Earlier in the season we received an intriguing request from 30Edesign, a local architecture design and construction company; to create a mosaic of an artist’s work using chocolate “tiles” for their Annual Valentine. Normally when we are asked to create a custom design on a chocolate, it is usually just one image such as a business logo or letters. We use a transfer that is custom printed with colored cocoa butter on food grade acetate sheets. The transfer is the size of the top of the bonbon and is placed on to the chocolate right after it is enrobed while still wet. Once the chocolate sets the acetate sheet is peeled off and the colored cocoa butter print is left behind. We realized that this would not work for this particular project for several reasons. The colors available for transfers are very basic and this artwork had very nuanced colors. The image itself is complex in that it has a great deal of shading and fades that would not be adequately translated. Custom transfers are typically ordered in sets of 25 sheets with approximately 70 pieces per sheet and each piece would be the same artwork / image so we would end up with thousands of transfers.
We found that we could have the actual image printed on frosting paper (used on cakes) and we would cut them at the kitchen into the smaller tiles. Frosting paper can come in a couple of different materials, potato starch and rice paper. We tasted samples of each on their own and then on top of one of our bonbons. Out of the two, potato starch was the least disturbing in flavor, and once it was combined with the bonbon, was not noticeable at all in terms of flavor and texture. Once we decided on the material, we had to decide what size we needed the image to be in order to fit in the box we planned to use as well as how large each tile would need to be to cover the bonbon properly. After several missed starts, we created an image that would be divided evenly into 4 tiles across, 5 tiles down, for a total of 20 tiles for the mosaic.
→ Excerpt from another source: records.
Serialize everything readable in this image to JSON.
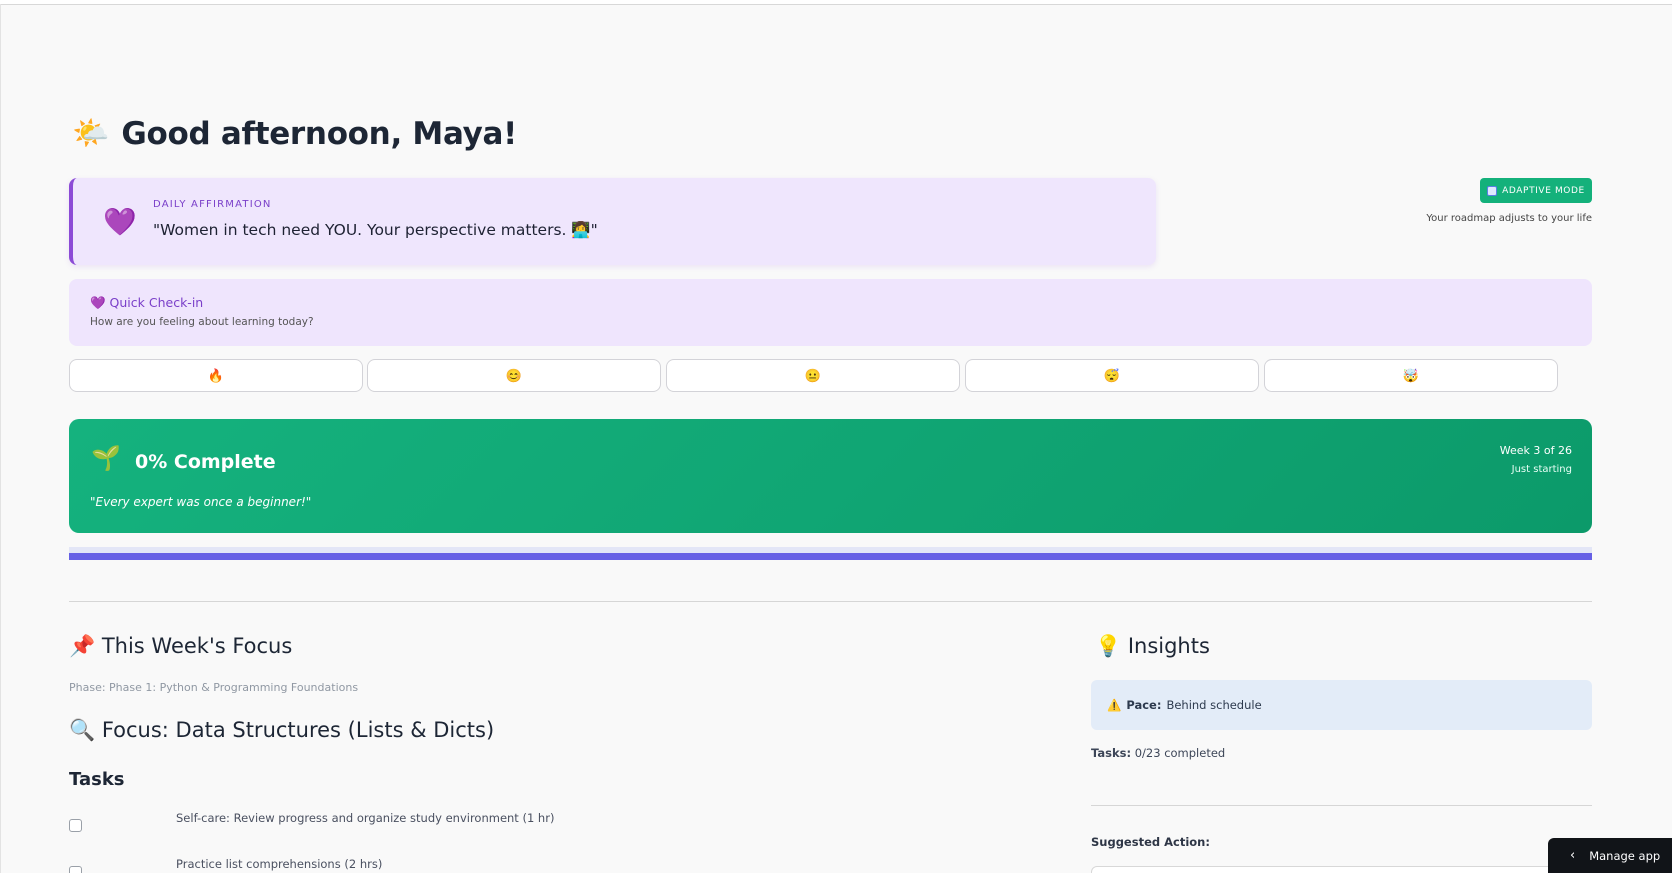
{
  "greeting": {
    "emoji": "🌤️",
    "text": "Good afternoon, Maya!"
  },
  "affirmation": {
    "icon": "💜",
    "label": "DAILY AFFIRMATION",
    "quote": "\"Women in tech need YOU. Your perspective matters. 👩‍💻\""
  },
  "adaptive": {
    "badge": "ADAPTIVE MODE",
    "subtitle": "Your roadmap adjusts to your life"
  },
  "checkin": {
    "title": "💜 Quick Check-in",
    "subtitle": "How are you feeling about learning today?",
    "moods": [
      "🔥",
      "😊",
      "😐",
      "😴",
      "🤯"
    ]
  },
  "progress": {
    "icon": "🌱",
    "percent_label": "0% Complete",
    "motto": "\"Every expert was once a beginner!\"",
    "week": "Week 3 of 26",
    "stage": "Just starting",
    "bar_fraction": 1.0,
    "bar_color": "#6660e5",
    "card_color": "#12a874"
  },
  "week_focus": {
    "heading": "📌 This Week's Focus",
    "phase": "Phase: Phase 1: Python & Programming Foundations",
    "focus_heading": "🔍 Focus: Data Structures (Lists & Dicts)",
    "tasks_heading": "Tasks",
    "tasks": [
      "Self-care: Review progress and organize study environment (1 hr)",
      "Practice list comprehensions (2 hrs)"
    ]
  },
  "insights": {
    "heading": "💡 Insights",
    "pace_icon": "⚠️",
    "pace_label": "Pace:",
    "pace_value": "Behind schedule",
    "tasks_label": "Tasks:",
    "tasks_value": "0/23 completed",
    "suggested_label": "Suggested Action:"
  },
  "manage_app": {
    "label": "Manage app",
    "icon": "chevron-left-icon"
  }
}
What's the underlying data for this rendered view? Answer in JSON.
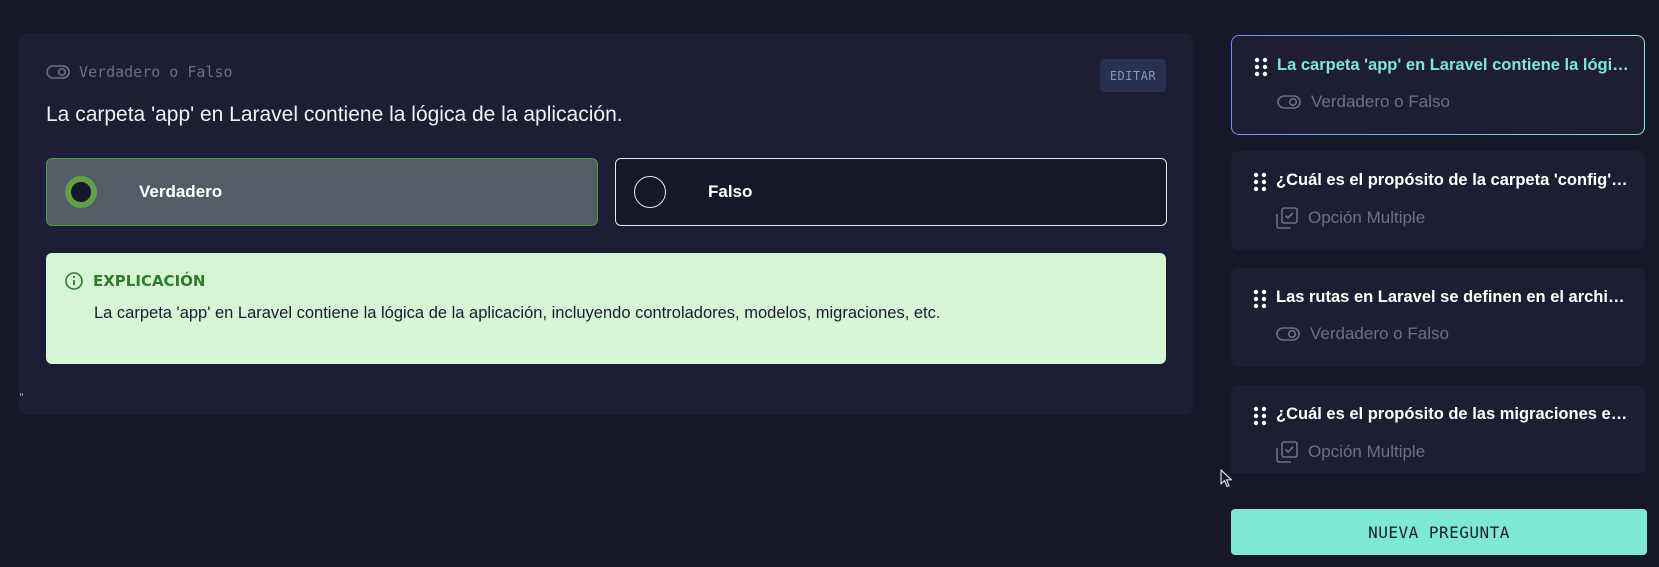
{
  "question": {
    "type_label": "Verdadero o Falso",
    "edit_label": "EDITAR",
    "text": "La carpeta 'app' en Laravel contiene la lógica de la aplicación.",
    "options": [
      {
        "label": "Verdadero",
        "selected": true
      },
      {
        "label": "Falso",
        "selected": false
      }
    ],
    "explanation": {
      "heading": "EXPLICACIÓN",
      "body": "La carpeta 'app' en Laravel contiene la lógica de la aplicación, incluyendo controladores, modelos, migraciones, etc."
    },
    "stray_mark": "\""
  },
  "sidebar": {
    "items": [
      {
        "title": "La carpeta 'app' en Laravel contiene la lógica de la aplicación.",
        "type": "Verdadero o Falso",
        "type_icon": "toggle-icon",
        "active": true
      },
      {
        "title": "¿Cuál es el propósito de la carpeta 'config' en Laravel?",
        "type": "Opción Multiple",
        "type_icon": "multiple-choice-icon",
        "active": false
      },
      {
        "title": "Las rutas en Laravel se definen en el archivo routes/web.php.",
        "type": "Verdadero o Falso",
        "type_icon": "toggle-icon",
        "active": false
      },
      {
        "title": "¿Cuál es el propósito de las migraciones en Laravel?",
        "type": "Opción Multiple",
        "type_icon": "multiple-choice-icon",
        "active": false
      }
    ],
    "new_button_label": "NUEVA PREGUNTA"
  },
  "colors": {
    "background": "#17172a",
    "card": "#1d1d33",
    "accent": "#7ee8d6",
    "selected_green": "#5fa048",
    "explanation_bg": "#d6f5d5"
  }
}
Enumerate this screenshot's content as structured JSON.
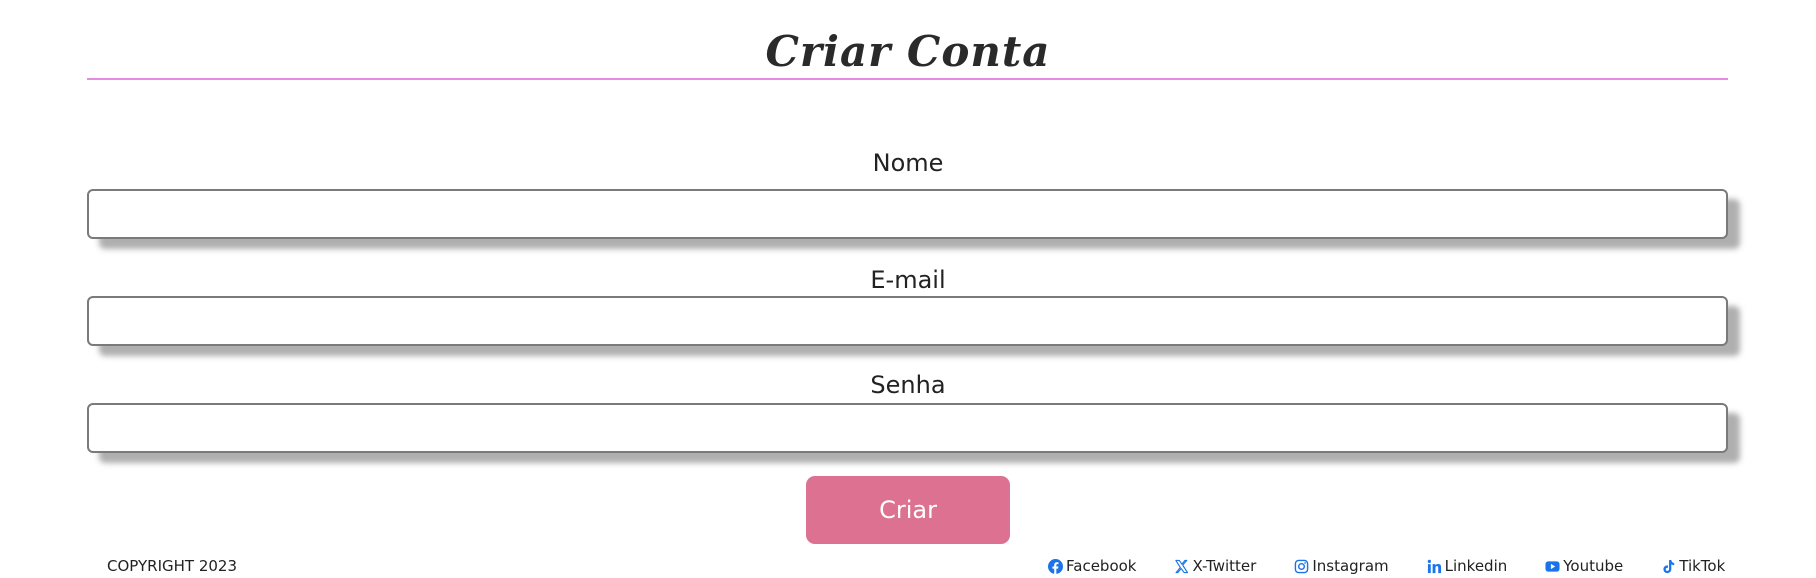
{
  "header": {
    "title": "Criar Conta"
  },
  "form": {
    "fields": [
      {
        "label": "Nome",
        "value": "",
        "placeholder": ""
      },
      {
        "label": "E-mail",
        "value": "",
        "placeholder": ""
      },
      {
        "label": "Senha",
        "value": "",
        "placeholder": ""
      }
    ],
    "submit_label": "Criar"
  },
  "footer": {
    "copyright": "COPYRIGHT 2023",
    "social": [
      {
        "label": "Facebook",
        "icon": "facebook-icon"
      },
      {
        "label": "X-Twitter",
        "icon": "x-twitter-icon"
      },
      {
        "label": "Instagram",
        "icon": "instagram-icon"
      },
      {
        "label": "Linkedin",
        "icon": "linkedin-icon"
      },
      {
        "label": "Youtube",
        "icon": "youtube-icon"
      },
      {
        "label": "TikTok",
        "icon": "tiktok-icon"
      }
    ]
  },
  "colors": {
    "accent_rule": "#e58be3",
    "button": "#dd7191",
    "social_icon": "#1a73e8"
  }
}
Once the frosted sheets arrived, we realized that cutting them posed another challenge as they had to be precisely done. A test cut revealed that 1) there is plastic on the back of the frosted sheet that needs to be removed and actually is not so easy (surprise!), 2) once removed from the protective silver bag that they came in, they dry out very quickly and start to shatter (cut apple in air tight container works wonders in keeping things moist), and 3) no matter how organized we thought we were in keeping the little tiles in order, we still had trouble putting all of them back in the right spot to make the image (bonbon trays for organization, channeling Martha!)
Once all of this was sorted out, we thought we were in good shape and started running a test batch of ganache through Lucie (our enrobing machine) and tried to place and center the tiny little squares of frosting sheet on top of each enrobed chocolate. We realized that we needed to firm up our ganaches a bit more than usual so that they could be cut with very clean even edges by the guitar so our recipes were adjusted. Our next test batch worked beautifully and we were ready to start. We went with 5 flavors, 4 of each.
Finally, to package the pieces in the box, we ended up building inserts from cardstock and candy pads so that the artwork would fit snugly and would travel well without shifting or damage.
Overall, a “work” of art! We’re thrilled with the results!